⟨

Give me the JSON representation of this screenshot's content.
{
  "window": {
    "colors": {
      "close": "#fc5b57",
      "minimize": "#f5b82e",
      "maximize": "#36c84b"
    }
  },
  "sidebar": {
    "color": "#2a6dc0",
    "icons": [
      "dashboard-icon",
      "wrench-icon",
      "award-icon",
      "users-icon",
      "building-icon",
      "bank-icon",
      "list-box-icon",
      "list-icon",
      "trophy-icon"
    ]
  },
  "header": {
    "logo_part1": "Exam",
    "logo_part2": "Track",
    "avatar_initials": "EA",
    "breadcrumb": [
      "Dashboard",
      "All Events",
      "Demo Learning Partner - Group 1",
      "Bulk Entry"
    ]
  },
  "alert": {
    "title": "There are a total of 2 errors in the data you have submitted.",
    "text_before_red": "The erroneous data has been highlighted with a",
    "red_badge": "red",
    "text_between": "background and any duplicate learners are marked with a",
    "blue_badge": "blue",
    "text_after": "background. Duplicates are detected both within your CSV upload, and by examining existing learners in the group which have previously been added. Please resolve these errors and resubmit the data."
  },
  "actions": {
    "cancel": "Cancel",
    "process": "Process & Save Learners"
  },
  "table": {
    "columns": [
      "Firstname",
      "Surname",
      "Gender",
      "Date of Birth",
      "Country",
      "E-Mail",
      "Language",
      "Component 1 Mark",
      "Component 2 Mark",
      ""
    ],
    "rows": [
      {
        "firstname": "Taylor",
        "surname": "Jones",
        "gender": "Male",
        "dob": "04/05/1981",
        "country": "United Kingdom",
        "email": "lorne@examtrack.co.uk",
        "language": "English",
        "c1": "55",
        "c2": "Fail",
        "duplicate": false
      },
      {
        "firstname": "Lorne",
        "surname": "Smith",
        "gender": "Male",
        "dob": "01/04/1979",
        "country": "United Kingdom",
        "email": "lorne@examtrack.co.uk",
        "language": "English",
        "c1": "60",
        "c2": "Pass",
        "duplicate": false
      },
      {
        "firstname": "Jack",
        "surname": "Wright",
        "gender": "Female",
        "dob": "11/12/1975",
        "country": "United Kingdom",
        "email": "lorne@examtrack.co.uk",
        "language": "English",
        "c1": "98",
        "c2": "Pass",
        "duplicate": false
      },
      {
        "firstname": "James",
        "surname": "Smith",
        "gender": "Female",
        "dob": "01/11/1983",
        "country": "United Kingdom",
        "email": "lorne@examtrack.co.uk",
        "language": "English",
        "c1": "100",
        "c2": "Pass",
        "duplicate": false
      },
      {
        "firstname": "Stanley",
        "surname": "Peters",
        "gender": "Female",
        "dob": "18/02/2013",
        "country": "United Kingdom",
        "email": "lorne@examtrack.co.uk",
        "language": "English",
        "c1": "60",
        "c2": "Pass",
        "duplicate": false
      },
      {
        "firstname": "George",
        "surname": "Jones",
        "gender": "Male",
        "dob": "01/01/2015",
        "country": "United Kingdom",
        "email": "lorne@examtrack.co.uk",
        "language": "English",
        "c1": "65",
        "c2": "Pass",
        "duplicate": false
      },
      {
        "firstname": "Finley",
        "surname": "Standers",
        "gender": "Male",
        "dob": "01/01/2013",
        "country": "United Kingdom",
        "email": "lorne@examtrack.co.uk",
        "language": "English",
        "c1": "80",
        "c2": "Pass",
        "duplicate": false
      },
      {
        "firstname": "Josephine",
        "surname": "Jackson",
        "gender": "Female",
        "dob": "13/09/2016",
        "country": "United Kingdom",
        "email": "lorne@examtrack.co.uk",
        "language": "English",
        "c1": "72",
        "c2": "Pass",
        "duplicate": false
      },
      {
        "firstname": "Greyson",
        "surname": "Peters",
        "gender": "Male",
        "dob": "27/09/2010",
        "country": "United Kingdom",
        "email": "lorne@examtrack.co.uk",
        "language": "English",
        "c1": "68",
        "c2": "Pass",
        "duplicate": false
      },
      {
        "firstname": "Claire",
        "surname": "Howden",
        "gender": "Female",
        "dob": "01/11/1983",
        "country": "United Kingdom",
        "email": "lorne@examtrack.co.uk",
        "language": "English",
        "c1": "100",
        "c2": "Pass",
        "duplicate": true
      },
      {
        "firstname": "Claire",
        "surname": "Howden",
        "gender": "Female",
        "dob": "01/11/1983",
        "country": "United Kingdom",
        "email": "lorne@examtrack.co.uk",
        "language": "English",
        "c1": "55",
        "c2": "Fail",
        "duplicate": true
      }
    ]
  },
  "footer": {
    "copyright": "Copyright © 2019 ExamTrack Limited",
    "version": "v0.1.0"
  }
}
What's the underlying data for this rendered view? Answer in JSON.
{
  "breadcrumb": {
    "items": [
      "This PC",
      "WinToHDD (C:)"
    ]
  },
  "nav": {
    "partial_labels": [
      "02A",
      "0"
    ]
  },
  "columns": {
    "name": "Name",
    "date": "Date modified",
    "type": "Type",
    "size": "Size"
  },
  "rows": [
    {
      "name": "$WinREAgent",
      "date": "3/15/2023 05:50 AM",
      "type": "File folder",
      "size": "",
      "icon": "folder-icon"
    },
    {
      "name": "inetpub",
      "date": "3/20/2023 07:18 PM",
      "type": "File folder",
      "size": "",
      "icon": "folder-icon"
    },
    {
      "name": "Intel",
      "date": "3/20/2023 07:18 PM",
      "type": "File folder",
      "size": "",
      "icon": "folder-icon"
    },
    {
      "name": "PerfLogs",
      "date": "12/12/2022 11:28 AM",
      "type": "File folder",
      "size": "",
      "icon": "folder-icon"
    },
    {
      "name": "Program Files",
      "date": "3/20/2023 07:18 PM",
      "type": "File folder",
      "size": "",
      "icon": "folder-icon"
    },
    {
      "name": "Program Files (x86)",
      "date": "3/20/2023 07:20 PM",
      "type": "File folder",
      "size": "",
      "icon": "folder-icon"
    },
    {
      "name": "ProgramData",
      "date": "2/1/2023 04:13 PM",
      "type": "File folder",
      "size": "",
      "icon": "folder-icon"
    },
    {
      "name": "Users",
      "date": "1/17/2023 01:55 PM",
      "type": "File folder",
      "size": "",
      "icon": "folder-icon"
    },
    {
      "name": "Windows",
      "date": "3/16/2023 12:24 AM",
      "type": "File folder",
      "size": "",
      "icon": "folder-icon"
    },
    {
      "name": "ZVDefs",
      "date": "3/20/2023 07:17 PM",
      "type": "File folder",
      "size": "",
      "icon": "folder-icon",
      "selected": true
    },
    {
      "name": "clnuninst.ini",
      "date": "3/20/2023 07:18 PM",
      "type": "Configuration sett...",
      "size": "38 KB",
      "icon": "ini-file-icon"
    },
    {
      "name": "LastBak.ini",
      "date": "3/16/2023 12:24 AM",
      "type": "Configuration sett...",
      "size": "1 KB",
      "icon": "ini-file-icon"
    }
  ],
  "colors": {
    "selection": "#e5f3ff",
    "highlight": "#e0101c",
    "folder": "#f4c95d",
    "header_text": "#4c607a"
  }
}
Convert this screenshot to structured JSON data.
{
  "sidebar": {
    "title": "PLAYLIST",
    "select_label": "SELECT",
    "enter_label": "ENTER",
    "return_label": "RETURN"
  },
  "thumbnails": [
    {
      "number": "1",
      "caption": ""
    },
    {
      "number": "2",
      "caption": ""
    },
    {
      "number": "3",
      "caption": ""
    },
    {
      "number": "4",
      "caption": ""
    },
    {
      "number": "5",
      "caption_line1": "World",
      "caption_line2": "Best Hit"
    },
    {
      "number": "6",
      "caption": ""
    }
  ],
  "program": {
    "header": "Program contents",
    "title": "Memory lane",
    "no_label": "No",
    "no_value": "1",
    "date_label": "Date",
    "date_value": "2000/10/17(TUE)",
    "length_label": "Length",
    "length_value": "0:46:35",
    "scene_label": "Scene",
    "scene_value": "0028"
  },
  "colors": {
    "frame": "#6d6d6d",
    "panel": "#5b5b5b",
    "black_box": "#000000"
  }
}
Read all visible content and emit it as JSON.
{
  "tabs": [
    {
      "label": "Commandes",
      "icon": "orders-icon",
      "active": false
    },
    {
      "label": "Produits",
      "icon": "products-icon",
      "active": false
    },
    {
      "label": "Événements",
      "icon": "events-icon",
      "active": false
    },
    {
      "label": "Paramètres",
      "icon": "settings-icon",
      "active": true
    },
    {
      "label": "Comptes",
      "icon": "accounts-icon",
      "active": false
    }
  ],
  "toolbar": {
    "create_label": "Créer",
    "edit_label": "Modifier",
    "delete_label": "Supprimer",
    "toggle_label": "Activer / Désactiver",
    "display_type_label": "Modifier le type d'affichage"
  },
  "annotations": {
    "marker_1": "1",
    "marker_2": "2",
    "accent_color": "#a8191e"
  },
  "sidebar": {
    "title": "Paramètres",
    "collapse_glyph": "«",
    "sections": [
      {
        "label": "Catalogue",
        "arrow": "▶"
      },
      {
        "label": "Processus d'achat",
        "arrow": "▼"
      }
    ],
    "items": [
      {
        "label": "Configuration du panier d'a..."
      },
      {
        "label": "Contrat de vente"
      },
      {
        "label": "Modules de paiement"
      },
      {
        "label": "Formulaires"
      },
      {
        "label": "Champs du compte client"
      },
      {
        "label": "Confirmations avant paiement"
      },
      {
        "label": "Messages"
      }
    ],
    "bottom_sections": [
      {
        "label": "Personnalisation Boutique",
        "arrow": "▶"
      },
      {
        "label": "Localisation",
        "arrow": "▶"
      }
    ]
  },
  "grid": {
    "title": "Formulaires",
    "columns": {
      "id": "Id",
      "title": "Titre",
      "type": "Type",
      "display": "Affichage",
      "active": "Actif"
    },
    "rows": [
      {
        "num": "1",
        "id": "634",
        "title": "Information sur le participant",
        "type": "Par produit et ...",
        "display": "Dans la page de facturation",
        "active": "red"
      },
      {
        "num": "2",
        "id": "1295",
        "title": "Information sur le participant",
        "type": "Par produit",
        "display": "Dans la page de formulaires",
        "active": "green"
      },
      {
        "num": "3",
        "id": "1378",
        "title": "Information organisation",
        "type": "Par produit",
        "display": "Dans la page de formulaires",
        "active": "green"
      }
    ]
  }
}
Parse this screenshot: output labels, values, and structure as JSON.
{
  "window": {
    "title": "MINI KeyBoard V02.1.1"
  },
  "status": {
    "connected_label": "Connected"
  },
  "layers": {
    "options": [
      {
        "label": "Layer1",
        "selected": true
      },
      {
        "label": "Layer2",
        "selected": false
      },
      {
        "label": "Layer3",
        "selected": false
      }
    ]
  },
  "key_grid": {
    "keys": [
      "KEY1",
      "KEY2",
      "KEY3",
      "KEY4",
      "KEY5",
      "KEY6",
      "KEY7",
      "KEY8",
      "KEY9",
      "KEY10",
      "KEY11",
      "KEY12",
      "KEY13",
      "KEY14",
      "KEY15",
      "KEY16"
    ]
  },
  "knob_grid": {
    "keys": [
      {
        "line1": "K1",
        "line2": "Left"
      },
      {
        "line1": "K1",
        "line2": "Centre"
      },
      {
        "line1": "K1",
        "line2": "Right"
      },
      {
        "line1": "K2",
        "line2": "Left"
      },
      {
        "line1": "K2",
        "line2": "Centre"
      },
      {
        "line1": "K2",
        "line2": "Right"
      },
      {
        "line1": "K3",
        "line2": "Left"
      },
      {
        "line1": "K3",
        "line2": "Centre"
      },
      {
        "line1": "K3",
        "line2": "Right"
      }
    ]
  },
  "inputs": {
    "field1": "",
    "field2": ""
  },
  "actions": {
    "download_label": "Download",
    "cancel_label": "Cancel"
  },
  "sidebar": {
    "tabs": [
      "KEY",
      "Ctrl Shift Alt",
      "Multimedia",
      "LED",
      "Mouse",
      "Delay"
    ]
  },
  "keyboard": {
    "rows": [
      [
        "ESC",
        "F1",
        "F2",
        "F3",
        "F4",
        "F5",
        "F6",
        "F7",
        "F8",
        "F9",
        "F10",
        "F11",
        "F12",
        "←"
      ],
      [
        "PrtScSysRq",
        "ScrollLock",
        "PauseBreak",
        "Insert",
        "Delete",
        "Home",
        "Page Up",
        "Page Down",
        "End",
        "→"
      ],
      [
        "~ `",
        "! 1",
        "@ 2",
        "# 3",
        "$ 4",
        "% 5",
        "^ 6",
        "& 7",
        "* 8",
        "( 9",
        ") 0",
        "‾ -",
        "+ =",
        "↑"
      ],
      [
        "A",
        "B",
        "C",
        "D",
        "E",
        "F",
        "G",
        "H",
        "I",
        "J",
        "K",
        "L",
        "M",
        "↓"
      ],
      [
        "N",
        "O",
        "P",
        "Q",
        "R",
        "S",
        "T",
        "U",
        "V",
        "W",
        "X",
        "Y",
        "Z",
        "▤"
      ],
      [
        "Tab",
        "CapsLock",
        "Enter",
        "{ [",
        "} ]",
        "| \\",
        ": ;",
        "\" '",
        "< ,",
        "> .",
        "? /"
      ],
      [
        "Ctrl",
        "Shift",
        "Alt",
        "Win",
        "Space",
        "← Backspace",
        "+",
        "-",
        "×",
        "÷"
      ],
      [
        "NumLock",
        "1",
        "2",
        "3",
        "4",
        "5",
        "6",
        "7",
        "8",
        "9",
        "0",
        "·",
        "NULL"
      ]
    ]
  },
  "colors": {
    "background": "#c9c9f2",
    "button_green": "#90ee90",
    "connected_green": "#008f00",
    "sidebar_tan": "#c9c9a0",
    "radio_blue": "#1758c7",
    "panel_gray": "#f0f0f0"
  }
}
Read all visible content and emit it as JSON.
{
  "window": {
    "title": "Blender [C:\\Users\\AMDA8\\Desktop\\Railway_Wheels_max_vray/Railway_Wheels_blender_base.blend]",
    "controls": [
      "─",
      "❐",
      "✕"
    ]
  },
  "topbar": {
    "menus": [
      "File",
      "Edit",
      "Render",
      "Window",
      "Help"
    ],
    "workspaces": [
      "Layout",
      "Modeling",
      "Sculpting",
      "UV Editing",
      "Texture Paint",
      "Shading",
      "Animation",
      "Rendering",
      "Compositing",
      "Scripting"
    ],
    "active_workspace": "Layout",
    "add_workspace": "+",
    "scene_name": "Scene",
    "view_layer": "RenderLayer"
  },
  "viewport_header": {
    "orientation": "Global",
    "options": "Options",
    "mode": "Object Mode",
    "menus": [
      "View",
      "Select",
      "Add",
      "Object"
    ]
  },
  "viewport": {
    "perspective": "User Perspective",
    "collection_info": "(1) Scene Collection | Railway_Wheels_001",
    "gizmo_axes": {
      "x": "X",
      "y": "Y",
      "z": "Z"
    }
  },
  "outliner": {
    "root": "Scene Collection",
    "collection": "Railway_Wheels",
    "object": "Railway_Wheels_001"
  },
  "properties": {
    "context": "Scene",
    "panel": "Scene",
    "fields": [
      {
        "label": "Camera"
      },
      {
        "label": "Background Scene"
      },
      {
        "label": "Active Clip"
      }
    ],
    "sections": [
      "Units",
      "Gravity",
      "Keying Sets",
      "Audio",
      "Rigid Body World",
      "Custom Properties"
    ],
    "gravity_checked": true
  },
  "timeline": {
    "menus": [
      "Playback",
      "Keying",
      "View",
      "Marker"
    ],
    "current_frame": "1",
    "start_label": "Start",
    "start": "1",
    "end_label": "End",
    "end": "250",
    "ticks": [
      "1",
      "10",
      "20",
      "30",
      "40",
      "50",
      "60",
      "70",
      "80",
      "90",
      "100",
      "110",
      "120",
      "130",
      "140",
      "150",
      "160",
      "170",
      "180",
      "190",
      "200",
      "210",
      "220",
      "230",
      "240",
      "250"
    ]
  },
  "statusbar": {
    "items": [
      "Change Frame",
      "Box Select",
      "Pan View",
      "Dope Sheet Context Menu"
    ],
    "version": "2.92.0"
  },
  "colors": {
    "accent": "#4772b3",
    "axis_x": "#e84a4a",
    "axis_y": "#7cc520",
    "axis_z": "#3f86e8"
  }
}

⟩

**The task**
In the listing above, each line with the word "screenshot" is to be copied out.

**Task response**
Give me the JSON representation of this screenshot's content.
Convert this screenshot to structured JSON data.
Parse this screenshot: output labels, values, and structure as JSON.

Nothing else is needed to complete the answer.